Supplied data START

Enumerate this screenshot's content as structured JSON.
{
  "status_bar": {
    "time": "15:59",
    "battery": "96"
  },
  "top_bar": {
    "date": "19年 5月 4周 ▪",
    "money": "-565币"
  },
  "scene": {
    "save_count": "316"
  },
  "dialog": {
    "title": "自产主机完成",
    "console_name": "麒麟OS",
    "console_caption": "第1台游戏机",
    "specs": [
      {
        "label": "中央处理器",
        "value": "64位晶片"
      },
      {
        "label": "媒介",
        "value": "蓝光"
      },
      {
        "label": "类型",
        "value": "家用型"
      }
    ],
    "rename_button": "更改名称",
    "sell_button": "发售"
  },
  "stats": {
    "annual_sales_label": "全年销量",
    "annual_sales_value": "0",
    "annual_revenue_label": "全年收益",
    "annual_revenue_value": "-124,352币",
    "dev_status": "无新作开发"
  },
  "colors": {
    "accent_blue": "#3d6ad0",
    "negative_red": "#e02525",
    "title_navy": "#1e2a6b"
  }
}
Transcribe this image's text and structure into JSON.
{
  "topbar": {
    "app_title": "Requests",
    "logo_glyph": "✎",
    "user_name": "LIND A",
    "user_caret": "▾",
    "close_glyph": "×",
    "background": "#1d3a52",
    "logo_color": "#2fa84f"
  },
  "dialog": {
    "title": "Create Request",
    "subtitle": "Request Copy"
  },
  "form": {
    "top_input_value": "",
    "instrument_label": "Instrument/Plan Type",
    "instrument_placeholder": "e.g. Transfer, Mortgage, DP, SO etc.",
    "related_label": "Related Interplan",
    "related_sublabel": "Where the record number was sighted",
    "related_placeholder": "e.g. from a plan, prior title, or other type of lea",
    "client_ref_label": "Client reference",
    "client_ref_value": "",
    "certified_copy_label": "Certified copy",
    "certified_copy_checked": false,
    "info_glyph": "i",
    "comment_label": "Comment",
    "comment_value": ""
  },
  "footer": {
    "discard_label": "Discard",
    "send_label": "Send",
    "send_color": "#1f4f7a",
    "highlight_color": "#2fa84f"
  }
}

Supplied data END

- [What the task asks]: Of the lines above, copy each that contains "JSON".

- [Response box]:
Enumerate this screenshot's content as structured JSON.
Transcribe this image's text and structure into JSON.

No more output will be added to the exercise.